element definitions for introductory information on SGML elements.
For reasons of backwards compatibility, we recommend that tools
interpreting HTML 4 continue to support HTML 3.2 (see [HTML32]) and HTML
2.0 (see [RFC1866]).
This specification does not define how conforming user agents handle
general error conditions,
including how user agents behave when they encounter elements, attributes,
attribute values, or entities not specified in this document.
A deprecated element or attribute is one that has been outdated by newer
constructs. Deprecated elements are defined in the reference manual in
appropriate locations, but are clearly marked as deprecated. Deprecated
elements may become obsolete in future versions of HTML.
User agents should continue to support deprecated
elements for reasons of backward compatibility.
Definitions of elements and attributes clearly indicate which are
This specification includes examples that illustrate how to avoid using
deprecated elements. In most cases these depend on user agent support for style
sheets. In general, authors should use style sheets to achieve stylistic and
formatting effects rather than HTML presentational attributes. HTML
presentational attributes have been deprecated when style sheet alternatives
exist (see, for example, [CSS1]).
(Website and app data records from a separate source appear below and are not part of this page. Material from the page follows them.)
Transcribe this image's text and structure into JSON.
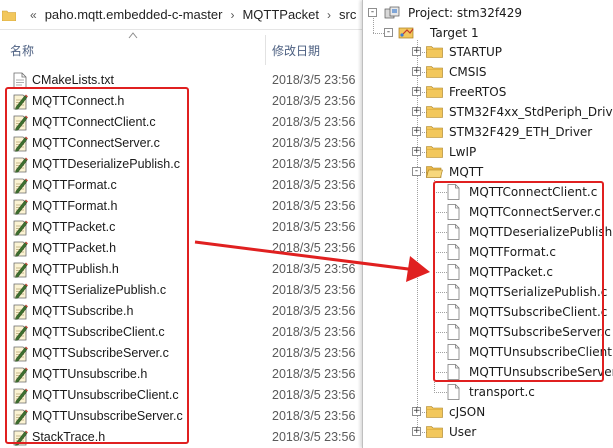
{
  "explorer": {
    "breadcrumb": [
      "paho.mqtt.embedded-c-master",
      "MQTTPacket",
      "src"
    ],
    "columns": {
      "name": "名称",
      "modified": "修改日期"
    },
    "files": [
      {
        "name": "CMakeLists.txt",
        "date": "2018/3/5 23:56",
        "type": "txt"
      },
      {
        "name": "MQTTConnect.h",
        "date": "2018/3/5 23:56",
        "type": "h"
      },
      {
        "name": "MQTTConnectClient.c",
        "date": "2018/3/5 23:56",
        "type": "c"
      },
      {
        "name": "MQTTConnectServer.c",
        "date": "2018/3/5 23:56",
        "type": "c"
      },
      {
        "name": "MQTTDeserializePublish.c",
        "date": "2018/3/5 23:56",
        "type": "c"
      },
      {
        "name": "MQTTFormat.c",
        "date": "2018/3/5 23:56",
        "type": "c"
      },
      {
        "name": "MQTTFormat.h",
        "date": "2018/3/5 23:56",
        "type": "h"
      },
      {
        "name": "MQTTPacket.c",
        "date": "2018/3/5 23:56",
        "type": "c"
      },
      {
        "name": "MQTTPacket.h",
        "date": "2018/3/5 23:56",
        "type": "h"
      },
      {
        "name": "MQTTPublish.h",
        "date": "2018/3/5 23:56",
        "type": "h"
      },
      {
        "name": "MQTTSerializePublish.c",
        "date": "2018/3/5 23:56",
        "type": "c"
      },
      {
        "name": "MQTTSubscribe.h",
        "date": "2018/3/5 23:56",
        "type": "h"
      },
      {
        "name": "MQTTSubscribeClient.c",
        "date": "2018/3/5 23:56",
        "type": "c"
      },
      {
        "name": "MQTTSubscribeServer.c",
        "date": "2018/3/5 23:56",
        "type": "c"
      },
      {
        "name": "MQTTUnsubscribe.h",
        "date": "2018/3/5 23:56",
        "type": "h"
      },
      {
        "name": "MQTTUnsubscribeClient.c",
        "date": "2018/3/5 23:56",
        "type": "c"
      },
      {
        "name": "MQTTUnsubscribeServer.c",
        "date": "2018/3/5 23:56",
        "type": "c"
      },
      {
        "name": "StackTrace.h",
        "date": "2018/3/5 23:56",
        "type": "h"
      }
    ]
  },
  "project": {
    "root": "Project: stm32f429",
    "target": "Target 1",
    "groups": [
      {
        "name": "STARTUP",
        "expanded": false
      },
      {
        "name": "CMSIS",
        "expanded": false
      },
      {
        "name": "FreeRTOS",
        "expanded": false
      },
      {
        "name": "STM32F4xx_StdPeriph_Driver",
        "expanded": false
      },
      {
        "name": "STM32F429_ETH_Driver",
        "expanded": false
      },
      {
        "name": "LwIP",
        "expanded": false
      },
      {
        "name": "MQTT",
        "expanded": true
      }
    ],
    "mqtt_files": [
      "MQTTConnectClient.c",
      "MQTTConnectServer.c",
      "MQTTDeserializePublish.c",
      "MQTTFormat.c",
      "MQTTPacket.c",
      "MQTTSerializePublish.c",
      "MQTTSubscribeClient.c",
      "MQTTSubscribeServer.c",
      "MQTTUnsubscribeClient.c",
      "MQTTUnsubscribeServer.c",
      "transport.c"
    ],
    "after_groups": [
      {
        "name": "cJSON",
        "expanded": false
      },
      {
        "name": "User",
        "expanded": false
      }
    ]
  },
  "colors": {
    "highlight": "#e02020",
    "folder": "#f2c75c"
  }
}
An obsolete element or attribute is one for which there is no guarantee of
support by a user agent. Obsolete elements are no longer
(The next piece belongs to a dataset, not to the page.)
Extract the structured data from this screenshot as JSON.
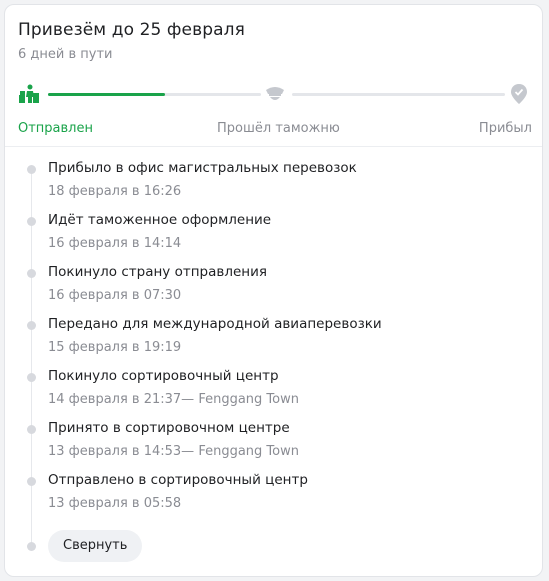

defined in the specification, but are listed for historical purposes in the changes section of the reference manual.
User agents must not render SGML processing instructions (e.g., <?full
volume>) or comments. For more information about this and other
SGML features that may be legal in HTML but aren't widely supported by HTML
user agents, please consult the section on SGML features with limited support.
HTML documents are sent over the Internet as a sequence of bytes accompanied
by encoding information (described in the section on character encodings). The structure of the
transmission, termed a message entity, is defined by
[RFC2045] and [RFC2616]. A message entity with a content type of "text/html" represents an
The optional parameter "charset" refers to the character encoding used to represent the
HTML document as a sequence of bytes. Legal values for this parameter are
defined in the section on character
encodings. Although this parameter is optional, we recommend that it always